There are two things I don’t do. I don’t talk about politics on twitbook (doing so is pointless and just feeds the online rage farm that they sell to advertisers) and I don’t write about politics in my songs. Politics is complicated and hard to communicate and I am not certain about my opinions on any of it. An eight minute monologue of my political ideas wouldn’t entertain anyone (though Akala’s would).

But if everything is political, then there must be politics in my music, right?

Happy People, my last album, could definitely be said to be political. It’s about a near future dystopia in which individuality is destroyed by the state, where love is regulated and where the population are kept in the dark through propaganda.

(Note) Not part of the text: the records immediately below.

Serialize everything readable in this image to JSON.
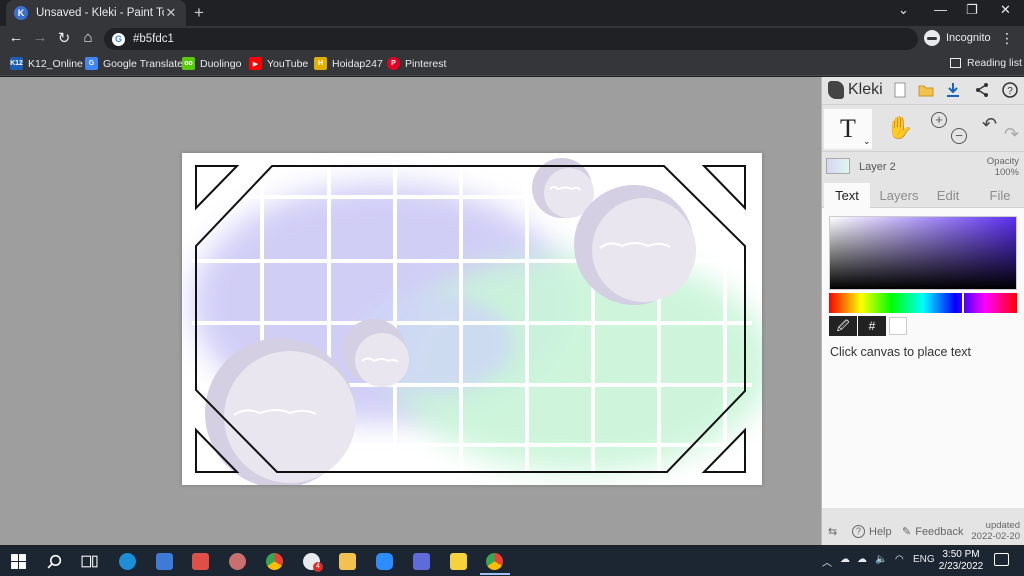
{
  "browser": {
    "tab_title": "Unsaved - Kleki - Paint Tool",
    "tab_favicon": "kleki-icon",
    "new_tab": "+",
    "url": "#b5fdc1",
    "incognito_label": "Incognito",
    "reading_list": "Reading list",
    "bookmarks": [
      {
        "label": "K12_Online",
        "icon_text": "K12",
        "color": "#1a5fb4"
      },
      {
        "label": "Google Translate",
        "icon_text": "G",
        "color": "#4285f4"
      },
      {
        "label": "Duolingo",
        "icon_text": "oo",
        "color": "#58cc02"
      },
      {
        "label": "YouTube",
        "icon_text": "▶",
        "color": "#ff0000"
      },
      {
        "label": "Hoidap247",
        "icon_text": "H",
        "color": "#e0b000"
      },
      {
        "label": "Pinterest",
        "icon_text": "P",
        "color": "#e60023"
      }
    ]
  },
  "kleki": {
    "logo": "Kleki",
    "layer_name": "Layer 2",
    "opacity_label": "Opacity",
    "opacity_value": "100%",
    "tabs": [
      {
        "label": "Text",
        "active": true
      },
      {
        "label": "Layers",
        "active": false
      },
      {
        "label": "Edit",
        "active": false
      },
      {
        "label": "File",
        "active": false
      }
    ],
    "hex_button": "#",
    "hint": "Click canvas to place text",
    "footer": {
      "help": "Help",
      "feedback": "Feedback",
      "updated_label": "updated",
      "updated_date": "2022-02-20"
    },
    "current_color": "#ffffff"
  },
  "taskbar": {
    "language": "ENG",
    "time": "3:50 PM",
    "date": "2/23/2022",
    "badge": "4"
  }
}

My intention when writing it was just to tell a story and sketch out that world, but it would be totally reasonable to interpret it as a comment on today’s politics, or see my political views reflected in it. Certainly my attitude to issues of the individual versus the state are similar (I’m not a fan of the state getting in the way of the individual – but please don’t interpret that as a right wing ‘libertarian’ viewpoint).

What about the older steampunk stuff? Any politics there? My Seven Bells John songs are about a criminal who redeems himself after being freed from a prison cell by a policeman. You could definitely find similar anti-establishment sentiments in there, and probably shoe-horn it into a lefty critique of the role of the police if you wanted to.

As I’ve said many a time, meaning in pop music isn’t communicated primarily through the lyrics. So what else is being said with my music?

It’s influences are those you’d expect of a lower-middle class white Londoner born in the 80s: lots of rock, hints of folk, ideas nicked from classical. The business model is decidedly indie and the musical choices speak to that as well. You don’t write twenty minute songs if you’re hoping for commercial success. The steampunk thing elsewhere tends towards nostalgia for an era that was decidedly unpleasant for anyone bar the rich (but then, that’s most eras) but I think I’ve mostly gone for the horrific or weird end rather than the flag waving nostalgia. All of those things could be analysed through a political lens, regardless of whether I had political intentions.

Does intention matter? No. Stuff can be political, even if the person making it doesn’t mean it to be.

In short there are lots of ways you could interpret my music. Even the very fact that I’m suggesting my music exists within a political culture would be considered extreme left wing nonsense by some with a certain kind of right wing view that sees only individuals and discounts the notion of cultural analysis.

I don’t try to write political songs, I’m not going to try to communicate what I think about politics online – ask me in person if you want. But yeah, I guess my songs are political.

Everything is.

 

Murder songs continue…

…we’re up to four of them now. Here’s the second:

The fact is, I have written quite a few songs about murder. Quite a silly amount. Like loads.

So it seemed a good idea to record some performances of them and, as we go, count up the amount of dead people. So far we’ve had 5 murders in 4 songs.

I certainly didn’t plan that by the third video I would accidentally include a picture of ‘fan’ Tony, or mention him again in the fourth video. Look, I don’t bear a grudge and I am certainly not started a feud with Tony. Not at all. not even slightly.

If We Cut All Your Wires (Lyric video)

I’ve just posted a new video over on the ol’ YouTubes. It’s a lyric video for my song ‘If We Cut All Your Wires’.

What’s that all about then?

Well – and stop me if this sounds a little self indulgent (oh no wait, you can’t stop me typing) – but this song is from an EP that happens inside another song.

My last solo album, Happy People, contains an instrumental track called Tracking Signals. The idea with this track is that our protagonist is flicking through radio frequencies, trying to isolate the evil government spy frequencies.

My new EP, Still Happy, is the music he heard while doing so.

If you would like a copy of the whole EP, download or physical, you need to join the band of reprobates known as the Immoral Supporters. You can find out about that here.

Thanks for listening!